In addition to its Quad application, Gilead also is seeking approval of elvitegravir as a drug in its own right. A separate new drug application (NDA) also is under review for the cobicistat boosting agent, which will compete with marketed boosting agent ritonavir.

The Quad NDA is based on 48-week data from two Phase III noninferiority studies, one pitting Quad against Gilead's own Atripla and one testing the drug against atazanvir/ritonavir plus Truvada in HIV-1-infected antiretroviral-naïve adults. In the first study, 88 percent of Quad patients achieved viral load reduction vs. 84 percent of patients on Atripla. The second study had Quad demonstrating an impressive 90 percent viral load reduction, compared to 87 percent in the atazanvir/ritonavir/Truvada arm. (See BioWorld Today, Aug. 16, 2011, and Sept. 21, 2011.)

Its more convenient dosing should allow Quad to steal a portion of the Isentress market.
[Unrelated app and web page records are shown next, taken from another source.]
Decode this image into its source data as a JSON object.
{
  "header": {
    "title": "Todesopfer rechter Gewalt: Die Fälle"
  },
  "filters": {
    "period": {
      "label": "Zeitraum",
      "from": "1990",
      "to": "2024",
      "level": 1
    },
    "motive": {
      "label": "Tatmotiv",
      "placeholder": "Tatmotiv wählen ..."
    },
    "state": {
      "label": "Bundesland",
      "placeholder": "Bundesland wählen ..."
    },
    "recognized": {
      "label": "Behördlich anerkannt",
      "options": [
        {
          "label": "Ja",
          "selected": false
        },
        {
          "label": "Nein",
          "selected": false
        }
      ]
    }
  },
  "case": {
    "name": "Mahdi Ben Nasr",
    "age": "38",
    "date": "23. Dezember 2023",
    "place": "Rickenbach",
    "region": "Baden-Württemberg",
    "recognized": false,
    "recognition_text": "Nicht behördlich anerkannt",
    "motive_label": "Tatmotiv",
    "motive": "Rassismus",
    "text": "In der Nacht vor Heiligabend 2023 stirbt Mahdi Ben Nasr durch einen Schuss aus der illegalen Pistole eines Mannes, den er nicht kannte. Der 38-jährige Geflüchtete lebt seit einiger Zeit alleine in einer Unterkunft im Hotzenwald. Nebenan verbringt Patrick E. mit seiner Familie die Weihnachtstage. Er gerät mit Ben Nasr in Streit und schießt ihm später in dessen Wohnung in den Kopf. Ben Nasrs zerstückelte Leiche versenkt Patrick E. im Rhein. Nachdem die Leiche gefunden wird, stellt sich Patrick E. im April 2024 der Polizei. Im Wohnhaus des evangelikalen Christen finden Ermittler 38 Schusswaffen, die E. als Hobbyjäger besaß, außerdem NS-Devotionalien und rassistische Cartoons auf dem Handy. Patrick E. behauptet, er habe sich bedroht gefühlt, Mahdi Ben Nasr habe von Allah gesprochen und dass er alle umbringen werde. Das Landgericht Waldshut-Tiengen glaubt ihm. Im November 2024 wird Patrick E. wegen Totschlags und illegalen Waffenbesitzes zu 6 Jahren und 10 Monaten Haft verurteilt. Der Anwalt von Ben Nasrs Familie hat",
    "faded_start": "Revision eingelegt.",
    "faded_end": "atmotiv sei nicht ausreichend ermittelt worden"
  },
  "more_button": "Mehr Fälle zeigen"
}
Deutsche Bank's Karnauskas has pointed out that there are roughly 20,000 patients taking Isentress as a first-line therapy, "which is low-hanging fruit for Quad," she wrote in a research note.

There's also potential competition from GSK572 (dolutegravir), a next-generation integrase inhibitor from GlaxoSmithKline plc and Shionogi & Co. Ltd. That drug demonstrated superiority to Atripla last month, with statistical significance driven primarily by discontinuations in the Atripla arm due to adverse event. Full efficacy and safety data from that study have yet to be released, though analysts have pointed to potential cardiovascular risks based on data that cropped up in an earlier dolutegravir study. (See BioWorld Today, July 12, 2012.)

Gilead also expects a first quarter 2013 approval for Quad in the European Union.

While Quad is the next big value driver for Gilead, the firm's hepatitis C virus (HCV) pipeline has been earning its share of headlines. In addition to promising data from its all-oral, interferon-free regimen, Gilead has benefited from disappointing news from competing programs at BMS and Idenix Pharmaceuticals Inc.

BMS scrapped development of BMS-986094 on safety concerns, and the heart and lung toxicity seen with that drug was sufficient to prompt an FDA hold for similar HCV drugs from Idenix. (See BioWorld Today, Aug. 17, 2012, and Aug. 27, 2012.)

Gilead has had less success in expanding its portfolio into the cardiovascular space, most recently terminating a Phase II trial of cicletanin for pulmonary arterial hypertension after a missed endpoint.

Shares of Gilead (NASDAQ:GILD) closed Monday at $57.19, down 10 cents, with the stock bumping up only slightly in after-hours trading.